JF: I’m very fond of the St.Ives school.  One of my favorite is Peter Lanyon who is in your gallery at the moment.  I think Lanyon is definitely one of my favorites as well.  I wanted to see the exhibition when I came up to drop the sculptures off.  I couldn’t actually find parking when I was there.  But I’ll be up very soon to see it.

Q: Does sea glass hold a specific meaning for you?  Is it representative of something you could share with us?

It’s something I’ve always been attracted to.  I spend my time looking at the sand and not the view.  It can be quite compulsive and you keep hoping you’ll find another bit. I also really like the fact that it’s recycled and that it’s had a life cycle; some may be two years old or two hundred years hold.  They all have a history.  Sometimes they have words on them.  You can tell where they’ve come from sometimes.

Q: I know you have a whippet dog, Nell, and that you were hoping to train her to retrieve sea glass.  Has that come to fruition?

She’s a lovely dog but she is more of a chasing dog.  So to answer your question, I would have loved to but I am afraid the answer is no.

Q: I know you own a Will Eastham Surfboards red long board.  Is that going well?

I’m doing pretty good.  I’m not as good as him because he is incredible.  But it’s a lovely thing just to look at let alone ride.  I was in recently since it’s been pretty mild so it’s been going very well.

Q: What does the future hold for you and your work?

I found a beach recently with very white wood on it.  There are all kinds of twigs and branches that the sea has basically stripped the bark off and the sun has bleached.  They appear almost like bones.  I am currently making a piece made from these sticks and branches.  I also look at different forms of marine debris such as plastics.  There are so many human things that have been discarded that have ended up in the ocean.  It saddens me the amount of wildlife that is negatively affected by it.  I would like to make more pieces to highlight the impact we are having on our oceans.

Own a piece of Jonathan Fuller work for yourself from our Shop.

Book now to see Soaring Flight: Peter Lanyon’s Gliding Paintings 

Discover Christmas at The Courtauld Shop

With mistletoe and tinsel in hand, the Courtauld Shop Team have been extensively preparing for the Festive season. We invite you to discover an array of festive and gallery-inspired gifts we have to offer this year. Explore a variety of hand-glazed ceramics, ornaments and trimmings, art prints, jewellery and gourmet treats.

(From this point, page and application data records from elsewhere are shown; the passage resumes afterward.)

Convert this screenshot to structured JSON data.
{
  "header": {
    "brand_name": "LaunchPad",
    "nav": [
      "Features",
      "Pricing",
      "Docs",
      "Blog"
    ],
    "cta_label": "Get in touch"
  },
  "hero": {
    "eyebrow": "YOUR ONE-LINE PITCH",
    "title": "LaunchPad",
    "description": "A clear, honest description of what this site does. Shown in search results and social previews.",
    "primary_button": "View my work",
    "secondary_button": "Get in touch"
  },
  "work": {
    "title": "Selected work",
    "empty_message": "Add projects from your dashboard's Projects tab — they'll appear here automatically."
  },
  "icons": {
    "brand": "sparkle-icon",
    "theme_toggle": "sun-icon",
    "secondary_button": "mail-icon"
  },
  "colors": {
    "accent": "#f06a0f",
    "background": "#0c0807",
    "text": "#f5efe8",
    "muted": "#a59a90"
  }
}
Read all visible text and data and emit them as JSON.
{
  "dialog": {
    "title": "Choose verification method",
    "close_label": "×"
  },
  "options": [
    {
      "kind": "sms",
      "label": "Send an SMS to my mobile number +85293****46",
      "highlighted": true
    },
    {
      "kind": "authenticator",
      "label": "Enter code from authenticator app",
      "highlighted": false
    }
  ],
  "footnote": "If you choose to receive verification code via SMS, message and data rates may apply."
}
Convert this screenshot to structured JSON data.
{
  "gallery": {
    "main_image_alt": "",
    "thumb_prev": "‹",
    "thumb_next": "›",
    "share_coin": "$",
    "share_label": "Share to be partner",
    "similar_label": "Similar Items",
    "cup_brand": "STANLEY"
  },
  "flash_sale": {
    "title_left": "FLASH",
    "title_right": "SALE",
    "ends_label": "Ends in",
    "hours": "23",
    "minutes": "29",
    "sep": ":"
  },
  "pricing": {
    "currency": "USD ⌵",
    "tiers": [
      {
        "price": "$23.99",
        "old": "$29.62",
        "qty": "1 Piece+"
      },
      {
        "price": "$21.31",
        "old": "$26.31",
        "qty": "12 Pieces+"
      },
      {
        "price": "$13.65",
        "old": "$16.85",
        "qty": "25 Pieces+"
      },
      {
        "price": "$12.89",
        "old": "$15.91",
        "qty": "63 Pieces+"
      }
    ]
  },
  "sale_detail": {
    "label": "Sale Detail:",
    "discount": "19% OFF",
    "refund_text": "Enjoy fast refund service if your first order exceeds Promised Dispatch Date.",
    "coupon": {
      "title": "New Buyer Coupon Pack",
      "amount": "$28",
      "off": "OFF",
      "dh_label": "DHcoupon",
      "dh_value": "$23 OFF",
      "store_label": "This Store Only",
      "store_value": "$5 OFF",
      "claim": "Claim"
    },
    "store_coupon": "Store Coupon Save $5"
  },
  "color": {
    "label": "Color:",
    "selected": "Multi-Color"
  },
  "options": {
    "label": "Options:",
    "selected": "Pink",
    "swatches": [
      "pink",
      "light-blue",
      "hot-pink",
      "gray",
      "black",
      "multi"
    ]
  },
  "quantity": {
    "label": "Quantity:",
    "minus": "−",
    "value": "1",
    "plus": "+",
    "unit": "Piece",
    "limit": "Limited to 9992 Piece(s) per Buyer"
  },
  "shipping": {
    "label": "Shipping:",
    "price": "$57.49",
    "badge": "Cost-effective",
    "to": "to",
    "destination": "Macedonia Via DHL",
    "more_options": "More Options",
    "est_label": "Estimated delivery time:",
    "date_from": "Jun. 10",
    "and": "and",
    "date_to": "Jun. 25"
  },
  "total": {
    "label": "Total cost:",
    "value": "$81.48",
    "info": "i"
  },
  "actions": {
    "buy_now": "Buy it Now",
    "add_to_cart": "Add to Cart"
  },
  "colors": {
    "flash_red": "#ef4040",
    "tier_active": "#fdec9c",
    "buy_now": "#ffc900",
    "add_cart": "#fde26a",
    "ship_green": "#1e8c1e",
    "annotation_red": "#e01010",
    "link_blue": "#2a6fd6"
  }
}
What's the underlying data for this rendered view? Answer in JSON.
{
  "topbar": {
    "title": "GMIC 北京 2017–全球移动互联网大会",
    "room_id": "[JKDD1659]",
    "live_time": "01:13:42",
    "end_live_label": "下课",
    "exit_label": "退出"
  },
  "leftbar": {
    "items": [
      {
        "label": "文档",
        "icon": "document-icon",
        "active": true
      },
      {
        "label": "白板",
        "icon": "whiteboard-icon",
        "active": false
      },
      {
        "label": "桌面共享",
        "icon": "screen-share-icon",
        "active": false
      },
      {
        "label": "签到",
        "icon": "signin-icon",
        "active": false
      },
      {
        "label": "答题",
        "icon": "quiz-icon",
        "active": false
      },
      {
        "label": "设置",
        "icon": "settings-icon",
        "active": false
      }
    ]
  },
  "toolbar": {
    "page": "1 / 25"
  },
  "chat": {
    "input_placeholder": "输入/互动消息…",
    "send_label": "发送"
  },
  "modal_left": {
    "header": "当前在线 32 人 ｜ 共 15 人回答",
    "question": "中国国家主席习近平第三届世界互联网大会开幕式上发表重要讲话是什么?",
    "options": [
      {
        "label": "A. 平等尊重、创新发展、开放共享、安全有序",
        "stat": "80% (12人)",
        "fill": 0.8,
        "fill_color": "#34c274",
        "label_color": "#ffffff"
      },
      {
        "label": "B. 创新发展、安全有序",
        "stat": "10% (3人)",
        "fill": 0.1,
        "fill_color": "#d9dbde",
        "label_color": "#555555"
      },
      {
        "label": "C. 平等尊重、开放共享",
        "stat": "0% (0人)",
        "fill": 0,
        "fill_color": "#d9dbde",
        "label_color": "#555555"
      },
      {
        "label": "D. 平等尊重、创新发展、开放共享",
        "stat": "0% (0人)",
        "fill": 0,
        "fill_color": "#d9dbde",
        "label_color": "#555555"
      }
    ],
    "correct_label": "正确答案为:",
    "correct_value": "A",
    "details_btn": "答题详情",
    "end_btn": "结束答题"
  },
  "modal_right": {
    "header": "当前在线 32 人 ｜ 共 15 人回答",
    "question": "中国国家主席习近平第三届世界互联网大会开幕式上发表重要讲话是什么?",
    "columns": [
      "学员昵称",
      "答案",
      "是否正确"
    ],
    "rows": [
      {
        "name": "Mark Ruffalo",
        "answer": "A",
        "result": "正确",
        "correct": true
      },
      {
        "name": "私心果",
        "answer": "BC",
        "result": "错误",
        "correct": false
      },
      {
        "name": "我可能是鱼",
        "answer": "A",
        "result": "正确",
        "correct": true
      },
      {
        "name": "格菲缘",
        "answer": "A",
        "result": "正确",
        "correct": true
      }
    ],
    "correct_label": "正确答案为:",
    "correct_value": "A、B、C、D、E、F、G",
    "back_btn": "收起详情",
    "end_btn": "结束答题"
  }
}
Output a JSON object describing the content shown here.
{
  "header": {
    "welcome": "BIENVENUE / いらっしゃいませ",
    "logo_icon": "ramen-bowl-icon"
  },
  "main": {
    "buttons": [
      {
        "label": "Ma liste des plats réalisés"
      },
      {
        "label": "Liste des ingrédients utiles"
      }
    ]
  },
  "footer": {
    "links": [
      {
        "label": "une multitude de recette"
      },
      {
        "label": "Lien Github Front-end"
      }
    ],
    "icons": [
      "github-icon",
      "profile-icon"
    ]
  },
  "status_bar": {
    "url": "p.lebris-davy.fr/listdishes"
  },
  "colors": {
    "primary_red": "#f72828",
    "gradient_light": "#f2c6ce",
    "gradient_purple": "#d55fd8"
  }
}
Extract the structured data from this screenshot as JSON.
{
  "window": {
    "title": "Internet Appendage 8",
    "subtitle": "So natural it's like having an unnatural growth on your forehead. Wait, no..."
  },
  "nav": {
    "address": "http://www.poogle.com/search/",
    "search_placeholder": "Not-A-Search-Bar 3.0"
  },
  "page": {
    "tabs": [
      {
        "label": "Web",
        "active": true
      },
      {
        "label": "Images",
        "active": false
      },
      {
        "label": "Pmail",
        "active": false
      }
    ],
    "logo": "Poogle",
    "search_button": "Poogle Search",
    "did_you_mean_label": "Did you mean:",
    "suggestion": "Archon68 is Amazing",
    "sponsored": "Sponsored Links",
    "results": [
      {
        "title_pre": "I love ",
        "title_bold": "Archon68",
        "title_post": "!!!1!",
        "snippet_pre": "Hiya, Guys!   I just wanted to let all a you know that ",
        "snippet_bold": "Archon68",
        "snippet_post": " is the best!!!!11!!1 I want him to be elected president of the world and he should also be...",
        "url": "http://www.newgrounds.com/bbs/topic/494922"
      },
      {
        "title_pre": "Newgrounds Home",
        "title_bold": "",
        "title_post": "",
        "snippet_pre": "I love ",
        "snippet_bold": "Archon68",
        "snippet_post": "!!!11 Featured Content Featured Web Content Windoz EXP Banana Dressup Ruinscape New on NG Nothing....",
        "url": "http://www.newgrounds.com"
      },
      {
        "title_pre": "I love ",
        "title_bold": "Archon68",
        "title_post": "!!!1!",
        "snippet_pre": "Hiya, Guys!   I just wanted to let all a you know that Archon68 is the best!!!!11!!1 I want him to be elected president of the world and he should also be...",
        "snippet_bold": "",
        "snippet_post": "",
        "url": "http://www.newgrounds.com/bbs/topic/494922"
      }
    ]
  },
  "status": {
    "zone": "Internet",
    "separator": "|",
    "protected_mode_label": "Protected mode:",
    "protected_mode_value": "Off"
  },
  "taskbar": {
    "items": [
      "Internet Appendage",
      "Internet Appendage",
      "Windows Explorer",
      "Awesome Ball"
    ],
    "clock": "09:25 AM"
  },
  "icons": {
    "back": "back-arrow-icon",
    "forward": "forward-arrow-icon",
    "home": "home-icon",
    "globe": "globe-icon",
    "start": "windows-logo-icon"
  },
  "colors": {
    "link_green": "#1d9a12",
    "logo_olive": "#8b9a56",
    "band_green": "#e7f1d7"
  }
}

Hand-crafted decorations are available from top UK designers such as Je Vous En Prie and Amica. We also have Farrah’s of Harrogate gourmet biscuits, Turkish delights and Schlünder Stollen Fruit Cake.

We are situated in the elegant surroundings of Somerset House in the heart of Covent Garden. Our staff are knowledgeable and are eager to help you find that special gift.

The shop is open from 10:00 to 18:00 and extended hours will coincide with the November Peter Lanyon Late Event.

You can also find us online www.courtauldshop.com